#### TASK OBJECTIVE
Write out every entry in full. Leave nothing out.

#### EXERCISE DATA
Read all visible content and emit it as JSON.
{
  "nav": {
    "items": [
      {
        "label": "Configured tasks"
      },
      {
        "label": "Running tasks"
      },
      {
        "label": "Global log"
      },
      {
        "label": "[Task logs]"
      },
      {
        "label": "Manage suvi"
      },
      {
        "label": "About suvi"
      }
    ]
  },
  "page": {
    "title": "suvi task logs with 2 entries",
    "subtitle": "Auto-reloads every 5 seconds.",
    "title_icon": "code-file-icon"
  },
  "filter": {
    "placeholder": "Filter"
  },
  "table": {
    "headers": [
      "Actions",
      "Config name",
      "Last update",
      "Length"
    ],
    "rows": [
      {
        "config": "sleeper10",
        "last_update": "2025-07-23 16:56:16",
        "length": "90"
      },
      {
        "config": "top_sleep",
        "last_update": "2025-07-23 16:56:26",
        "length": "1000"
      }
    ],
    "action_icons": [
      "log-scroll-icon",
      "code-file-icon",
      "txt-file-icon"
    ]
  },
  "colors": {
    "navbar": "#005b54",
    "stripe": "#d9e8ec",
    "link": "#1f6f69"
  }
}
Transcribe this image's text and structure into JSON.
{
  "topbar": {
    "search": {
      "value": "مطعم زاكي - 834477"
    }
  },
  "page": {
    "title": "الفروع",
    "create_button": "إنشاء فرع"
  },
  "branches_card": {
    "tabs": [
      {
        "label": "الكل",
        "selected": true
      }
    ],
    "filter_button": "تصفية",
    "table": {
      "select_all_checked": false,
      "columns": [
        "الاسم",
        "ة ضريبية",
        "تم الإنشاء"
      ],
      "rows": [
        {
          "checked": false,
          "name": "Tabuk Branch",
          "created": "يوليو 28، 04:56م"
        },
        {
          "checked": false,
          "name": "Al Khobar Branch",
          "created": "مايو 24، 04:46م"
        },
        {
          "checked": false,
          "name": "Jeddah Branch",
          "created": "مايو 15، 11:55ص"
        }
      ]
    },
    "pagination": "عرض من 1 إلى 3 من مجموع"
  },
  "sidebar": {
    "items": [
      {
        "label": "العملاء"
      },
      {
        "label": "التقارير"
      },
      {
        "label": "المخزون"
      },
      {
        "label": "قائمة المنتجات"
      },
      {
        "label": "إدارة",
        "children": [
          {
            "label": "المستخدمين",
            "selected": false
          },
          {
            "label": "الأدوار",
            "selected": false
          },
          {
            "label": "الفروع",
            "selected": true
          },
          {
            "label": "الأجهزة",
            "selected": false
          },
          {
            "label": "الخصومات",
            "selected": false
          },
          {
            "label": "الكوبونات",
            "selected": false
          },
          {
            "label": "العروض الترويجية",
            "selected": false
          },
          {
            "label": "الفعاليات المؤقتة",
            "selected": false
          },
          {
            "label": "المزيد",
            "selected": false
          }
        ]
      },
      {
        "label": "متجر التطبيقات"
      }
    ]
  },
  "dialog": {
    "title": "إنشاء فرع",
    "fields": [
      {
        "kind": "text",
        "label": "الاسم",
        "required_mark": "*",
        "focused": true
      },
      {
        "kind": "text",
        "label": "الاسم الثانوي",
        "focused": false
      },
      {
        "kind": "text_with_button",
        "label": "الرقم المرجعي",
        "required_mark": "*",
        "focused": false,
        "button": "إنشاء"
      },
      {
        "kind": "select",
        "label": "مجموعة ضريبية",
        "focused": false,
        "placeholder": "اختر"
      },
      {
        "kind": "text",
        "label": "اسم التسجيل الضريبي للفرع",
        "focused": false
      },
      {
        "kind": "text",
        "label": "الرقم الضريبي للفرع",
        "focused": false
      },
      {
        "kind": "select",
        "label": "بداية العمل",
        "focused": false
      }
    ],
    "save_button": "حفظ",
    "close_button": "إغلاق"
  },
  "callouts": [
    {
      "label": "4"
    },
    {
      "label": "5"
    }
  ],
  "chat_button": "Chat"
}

#### WRITTEN ANSWER
Read all visible content and emit it as JSON.
{
  "nav": {
    "items": [
      {
        "label": "Configured tasks"
      },
      {
        "label": "Running tasks"
      },
      {
        "label": "Global log"
      },
      {
        "label": "[Task logs]"
      },
      {
        "label": "Manage suvi"
      },
      {
        "label": "About suvi"
      }
    ]
  },
  "page": {
    "title": "suvi task logs with 2 entries",
    "subtitle": "Auto-reloads every 5 seconds.",
    "title_icon": "code-file-icon"
  },
  "filter": {
    "placeholder": "Filter"
  },
  "table": {
    "headers": [
      "Actions",
      "Config name",
      "Last update",
      "Length"
    ],
    "rows": [
      {
        "config": "sleeper10",
        "last_update": "2025-07-23 16:56:16",
        "length": "90"
      },
      {
        "config": "top_sleep",
        "last_update": "2025-07-23 16:56:26",
        "length": "1000"
      }
    ],
    "action_icons": [
      "log-scroll-icon",
      "code-file-icon",
      "txt-file-icon"
    ]
  },
  "colors": {
    "navbar": "#005b54",
    "stripe": "#d9e8ec",
    "link": "#1f6f69"
  }
}
Transcribe this image's text and structure into JSON.
{
  "topbar": {
    "search": {
      "value": "مطعم زاكي - 834477"
    }
  },
  "page": {
    "title": "الفروع",
    "create_button": "إنشاء فرع"
  },
  "branches_card": {
    "tabs": [
      {
        "label": "الكل",
        "selected": true
      }
    ],
    "filter_button": "تصفية",
    "table": {
      "select_all_checked": false,
      "columns": [
        "الاسم",
        "ة ضريبية",
        "تم الإنشاء"
      ],
      "rows": [
        {
          "checked": false,
          "name": "Tabuk Branch",
          "created": "يوليو 28، 04:56م"
        },
        {
          "checked": false,
          "name": "Al Khobar Branch",
          "created": "مايو 24، 04:46م"
        },
        {
          "checked": false,
          "name": "Jeddah Branch",
          "created": "مايو 15، 11:55ص"
        }
      ]
    },
    "pagination": "عرض من 1 إلى 3 من مجموع"
  },
  "sidebar": {
    "items": [
      {
        "label": "العملاء"
      },
      {
        "label": "التقارير"
      },
      {
        "label": "المخزون"
      },
      {
        "label": "قائمة المنتجات"
      },
      {
        "label": "إدارة",
        "children": [
          {
            "label": "المستخدمين",
            "selected": false
          },
          {
            "label": "الأدوار",
            "selected": false
          },
          {
            "label": "الفروع",
            "selected": true
          },
          {
            "label": "الأجهزة",
            "selected": false
          },
          {
            "label": "الخصومات",
            "selected": false
          },
          {
            "label": "الكوبونات",
            "selected": false
          },
          {
            "label": "العروض الترويجية",
            "selected": false
          },
          {
            "label": "الفعاليات المؤقتة",
            "selected": false
          },
          {
            "label": "المزيد",
            "selected": false
          }
        ]
      },
      {
        "label": "متجر التطبيقات"
      }
    ]
  },
  "dialog": {
    "title": "إنشاء فرع",
    "fields": [
      {
        "kind": "text",
        "label": "الاسم",
        "required_mark": "*",
        "focused": true
      },
      {
        "kind": "text",
        "label": "الاسم الثانوي",
        "focused": false
      },
      {
        "kind": "text_with_button",
        "label": "الرقم المرجعي",
        "required_mark": "*",
        "focused": false,
        "button": "إنشاء"
      },
      {
        "kind": "select",
        "label": "مجموعة ضريبية",
        "focused": false,
        "placeholder": "اختر"
      },
      {
        "kind": "text",
        "label": "اسم التسجيل الضريبي للفرع",
        "focused": false
      },
      {
        "kind": "text",
        "label": "الرقم الضريبي للفرع",
        "focused": false
      },
      {
        "kind": "select",
        "label": "بداية العمل",
        "focused": false
      }
    ],
    "save_button": "حفظ",
    "close_button": "إغلاق"
  },
  "callouts": [
    {
      "label": "4"
    },
    {
      "label": "5"
    }
  ],
  "chat_button": "Chat"
}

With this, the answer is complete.